Drama shares with music an innate resistance to the boundaries of print. The performances invited by scripts and scores depend on the enlivening gestures of actors and musicians for their force, so that when we read them, stage directions like “Enter Lear” or “He dies” may strike us as tantalizingly brief, but only because we are encountering material intended for actorly presence. It is no different with Shakespeare’s music. While the words to Shakespeare’s songs possess their own telltale rhythms, it is difficult to read them without encountering an acute sense of loss; what were the notes that were set to such lines?
An anonymous notebook from late in sixteenth century, now known as the Braye Lutebook, preserves one possible answer. Among the many scores committed to its pages is the only surviving setting for Benedick’s song in the last act of Much Ado About Nothing.

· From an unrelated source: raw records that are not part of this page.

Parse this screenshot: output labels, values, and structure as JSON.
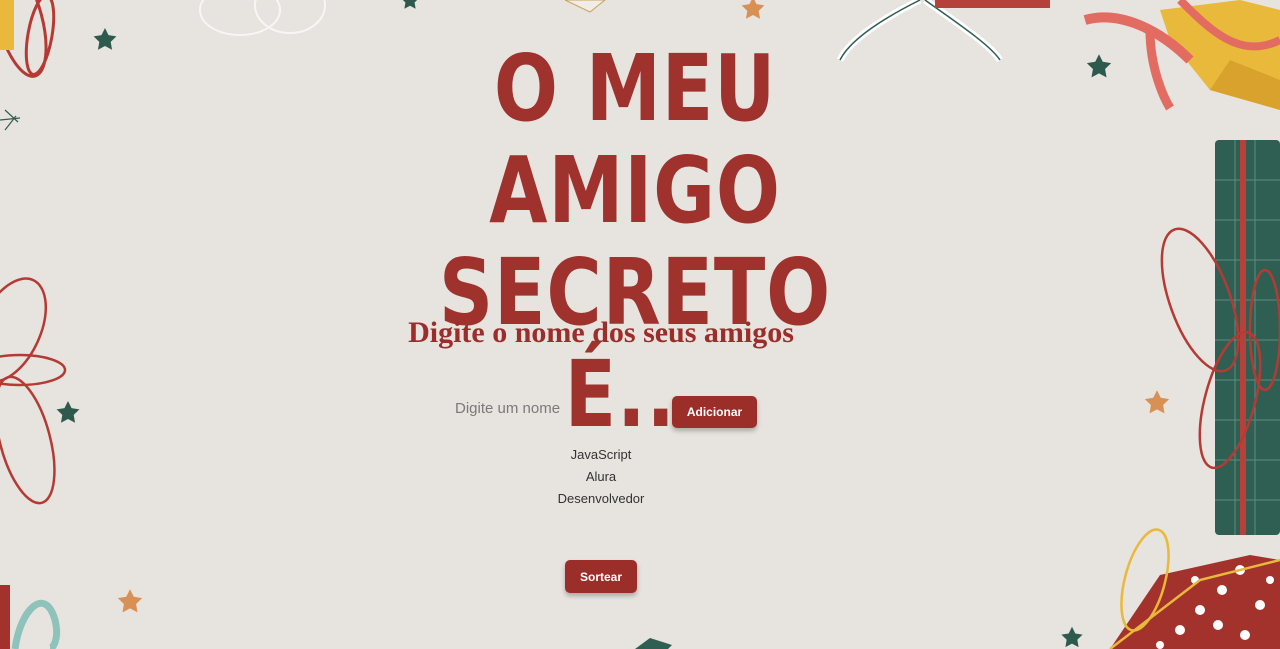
{
  "header": {
    "title_line1": "O MEU AMIGO",
    "title_line2": "SECRETO É..."
  },
  "form": {
    "subtitle": "Digite o nome dos seus amigos",
    "input_placeholder": "Digite um nome",
    "input_value": "",
    "add_button_label": "Adicionar"
  },
  "friends": {
    "names": [
      "JavaScript",
      "Alura",
      "Desenvolvedor"
    ]
  },
  "actions": {
    "draw_button_label": "Sortear"
  },
  "colors": {
    "background": "#e7e3de",
    "accent_red": "#9c2e2a",
    "gift_green": "#2f5e52",
    "gift_gold": "#e8b93a",
    "star_green": "#2e5a4e",
    "star_orange": "#d99055"
  }
}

The complexity and thoroughness of the notations shows just how much musical matter could be added to the smallest cluster of words: “The god of love,” Benedick sings, “That sits above, / And knows me, and knows me, / How pitiful I deserve—”